▶ _AIM OF THE EXERCISE_: Leave out the pictures and restate every entry word for word.

▶ _TASK DATA_:
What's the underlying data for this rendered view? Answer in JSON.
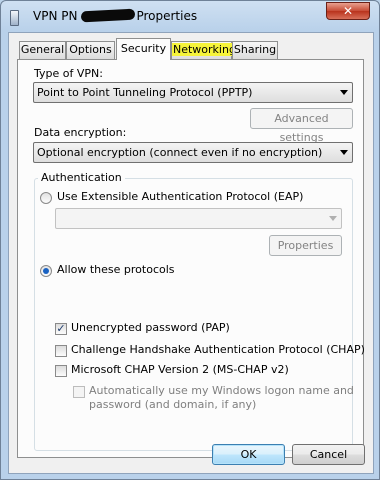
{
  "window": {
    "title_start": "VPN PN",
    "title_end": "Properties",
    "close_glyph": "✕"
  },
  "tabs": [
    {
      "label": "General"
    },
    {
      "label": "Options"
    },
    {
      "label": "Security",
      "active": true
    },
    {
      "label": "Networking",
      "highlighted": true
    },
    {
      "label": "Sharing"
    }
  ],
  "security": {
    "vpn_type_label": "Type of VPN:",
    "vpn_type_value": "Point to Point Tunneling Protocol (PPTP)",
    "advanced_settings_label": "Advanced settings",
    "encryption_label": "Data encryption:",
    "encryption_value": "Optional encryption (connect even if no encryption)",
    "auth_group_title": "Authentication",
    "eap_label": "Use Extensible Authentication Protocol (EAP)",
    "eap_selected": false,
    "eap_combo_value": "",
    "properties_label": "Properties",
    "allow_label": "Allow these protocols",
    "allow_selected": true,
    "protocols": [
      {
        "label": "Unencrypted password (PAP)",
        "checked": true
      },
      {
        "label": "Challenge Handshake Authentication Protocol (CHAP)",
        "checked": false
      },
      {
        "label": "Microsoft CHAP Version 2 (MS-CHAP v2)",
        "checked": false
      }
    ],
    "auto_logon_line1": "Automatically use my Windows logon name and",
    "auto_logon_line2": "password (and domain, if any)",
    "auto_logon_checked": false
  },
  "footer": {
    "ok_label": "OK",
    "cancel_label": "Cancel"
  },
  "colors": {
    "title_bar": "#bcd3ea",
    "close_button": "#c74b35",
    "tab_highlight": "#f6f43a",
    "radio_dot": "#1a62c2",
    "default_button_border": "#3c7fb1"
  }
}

▶ _EXPECTED ANSWER_:
What's the underlying data for this rendered view? Answer in JSON.
{
  "window": {
    "title_start": "VPN PN",
    "title_end": "Properties",
    "close_glyph": "✕"
  },
  "tabs": [
    {
      "label": "General"
    },
    {
      "label": "Options"
    },
    {
      "label": "Security",
      "active": true
    },
    {
      "label": "Networking",
      "highlighted": true
    },
    {
      "label": "Sharing"
    }
  ],
  "security": {
    "vpn_type_label": "Type of VPN:",
    "vpn_type_value": "Point to Point Tunneling Protocol (PPTP)",
    "advanced_settings_label": "Advanced settings",
    "encryption_label": "Data encryption:",
    "encryption_value": "Optional encryption (connect even if no encryption)",
    "auth_group_title": "Authentication",
    "eap_label": "Use Extensible Authentication Protocol (EAP)",
    "eap_selected": false,
    "eap_combo_value": "",
    "properties_label": "Properties",
    "allow_label": "Allow these protocols",
    "allow_selected": true,
    "protocols": [
      {
        "label": "Unencrypted password (PAP)",
        "checked": true
      },
      {
        "label": "Challenge Handshake Authentication Protocol (CHAP)",
        "checked": false
      },
      {
        "label": "Microsoft CHAP Version 2 (MS-CHAP v2)",
        "checked": false
      }
    ],
    "auto_logon_line1": "Automatically use my Windows logon name and",
    "auto_logon_line2": "password (and domain, if any)",
    "auto_logon_checked": false
  },
  "footer": {
    "ok_label": "OK",
    "cancel_label": "Cancel"
  },
  "colors": {
    "title_bar": "#bcd3ea",
    "close_button": "#c74b35",
    "tab_highlight": "#f6f43a",
    "radio_dot": "#1a62c2",
    "default_button_border": "#3c7fb1"
  }
}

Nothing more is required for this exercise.